What are some examples of sentences with present perfect tense?

Expert Answers
Sara George eNotes educator| Certified Educator

There are three basic verb tenses:

present (run)

past (ran)

future (will run)

When you make each tense PROGRESSIVE, they look like this:

present progressive (is running)

past progressive (was running)

future progressive (will be running)

Now, about those perfect tenses. We'll need some auxiliary verbs for that. Perfect tenses are made by using has/have/had + the past participle of the verb. 

And a past participle is a what, now?

Any time you look up a verb in the dictionary, you'll see four boldfaced forms of the word. These are the four principle parts of the verb, and they are always in this order: present tense, past tense, past participle, present participle. 

So if you look up the verb "talk," you'll see:

talk, talked, talked, talking

Talk is a regular verb, so its past tense and past participle are the same. 

If you look up the verb eat, you'll see:

eat, ate, eaten, eating

Eat is an irregular verb, so its past participle is different from its simple past tense form. 

Now, here's why you just got a dictionary lesson...

Perfect tenses = has/have/had+past participle

So here's what it looks like:

present perfect: has/have talked

                        has/have eaten

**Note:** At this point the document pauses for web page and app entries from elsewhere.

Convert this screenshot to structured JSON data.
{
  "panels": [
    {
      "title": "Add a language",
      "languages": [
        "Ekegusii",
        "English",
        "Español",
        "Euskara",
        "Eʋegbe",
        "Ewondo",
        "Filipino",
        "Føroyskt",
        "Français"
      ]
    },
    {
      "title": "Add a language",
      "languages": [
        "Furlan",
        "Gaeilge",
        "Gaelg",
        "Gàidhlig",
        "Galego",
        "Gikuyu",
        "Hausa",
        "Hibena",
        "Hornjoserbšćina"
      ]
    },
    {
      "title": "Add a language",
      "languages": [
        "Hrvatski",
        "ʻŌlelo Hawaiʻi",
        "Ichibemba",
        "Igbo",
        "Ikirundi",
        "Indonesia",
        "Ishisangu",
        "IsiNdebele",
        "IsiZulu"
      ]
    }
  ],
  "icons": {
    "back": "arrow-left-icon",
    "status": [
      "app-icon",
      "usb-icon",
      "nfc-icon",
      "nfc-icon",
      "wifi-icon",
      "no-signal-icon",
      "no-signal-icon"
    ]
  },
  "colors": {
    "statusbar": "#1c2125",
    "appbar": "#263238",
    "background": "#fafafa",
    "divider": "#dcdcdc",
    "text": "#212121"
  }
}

past perfect: had talked

                    had eaten

future perfect: will have talked

                      will have eaten

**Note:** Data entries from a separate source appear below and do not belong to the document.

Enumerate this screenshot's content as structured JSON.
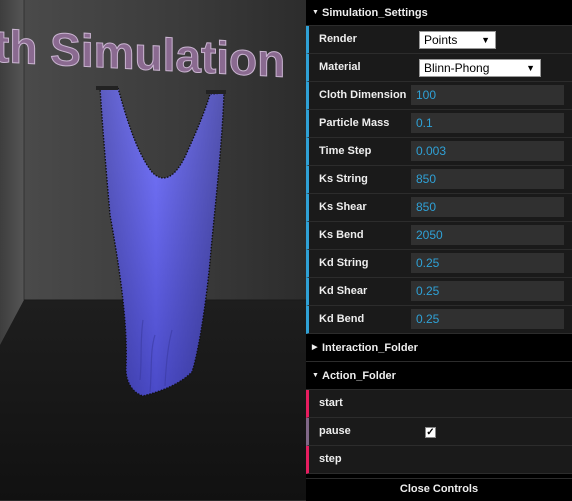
{
  "scene": {
    "title": "th Simulation",
    "cloth_color": "#6c6cf0",
    "background": "#2a2a2a"
  },
  "gui": {
    "simulation_folder": {
      "title": "Simulation_Settings",
      "render": {
        "label": "Render",
        "value": "Points"
      },
      "material": {
        "label": "Material",
        "value": "Blinn-Phong"
      },
      "params": [
        {
          "label": "Cloth Dimension",
          "value": "100"
        },
        {
          "label": "Particle Mass",
          "value": "0.1"
        },
        {
          "label": "Time Step",
          "value": "0.003"
        },
        {
          "label": "Ks String",
          "value": "850"
        },
        {
          "label": "Ks Shear",
          "value": "850"
        },
        {
          "label": "Ks Bend",
          "value": "2050"
        },
        {
          "label": "Kd String",
          "value": "0.25"
        },
        {
          "label": "Kd Shear",
          "value": "0.25"
        },
        {
          "label": "Kd Bend",
          "value": "0.25"
        }
      ]
    },
    "interaction_folder": {
      "title": "Interaction_Folder"
    },
    "action_folder": {
      "title": "Action_Folder",
      "start_label": "start",
      "pause_label": "pause",
      "pause_checked": true,
      "step_label": "step"
    },
    "close_label": "Close Controls",
    "accent_color": "#2fa1d6",
    "function_color": "#e61d5f"
  }
}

Here's what perfect tenses look like when you make them progressive:

Present perfect progressive:

     has/have been talking

     has/have been eating

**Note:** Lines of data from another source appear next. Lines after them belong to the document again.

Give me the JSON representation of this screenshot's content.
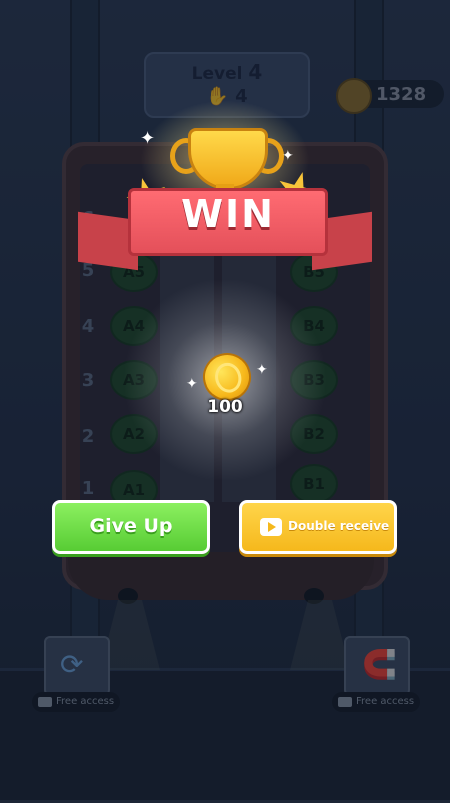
{
  "hud": {
    "level_label": "Level",
    "level_value": "4",
    "moves_value": "4",
    "coins": "1328"
  },
  "board": {
    "row_numbers": [
      "1",
      "2",
      "3",
      "4",
      "5",
      "6"
    ],
    "column_a": [
      "A1",
      "A2",
      "A3",
      "A4",
      "A5"
    ],
    "column_b": [
      "B1",
      "B2",
      "B3",
      "B4",
      "B5"
    ]
  },
  "win_popup": {
    "title": "WIN",
    "reward_amount": "100",
    "give_up_label": "Give Up",
    "double_label": "Double receive"
  },
  "powerups": {
    "left_free_label": "Free access",
    "right_free_label": "Free access"
  },
  "colors": {
    "ribbon": "#e4505a",
    "give_up_button": "#57cc34",
    "double_button": "#f5b81c",
    "coin": "#f7b81b"
  }
}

Past perfect progressive:

     had been talking

     had been eating

Future perfect progressive:

     will have been talking

     will have been eating

Did you notice that we went back to the present participle when we put them in the progressive form?

Here's how some of the perfect tenses might be used:

present perfect:

Preston HAS TAKEN his driving test three times. 

Past perfect: 

He said he HAD STUDIED really hard. 

Future perfect:

By the time he gets his license, he WILL HAVE FAILED more than anyone I know. 

Present perfect progressive:

I HAVE BEEN ARGUING with my neighbor. 

Past perfect progressive: 

He HAD BEEN STEALING my newspapers for a week before I even said anything about it.

Future perfect progressive:

As of next Tuesday, I WILL HAVE BEEN PUTTING up with him for a whole year.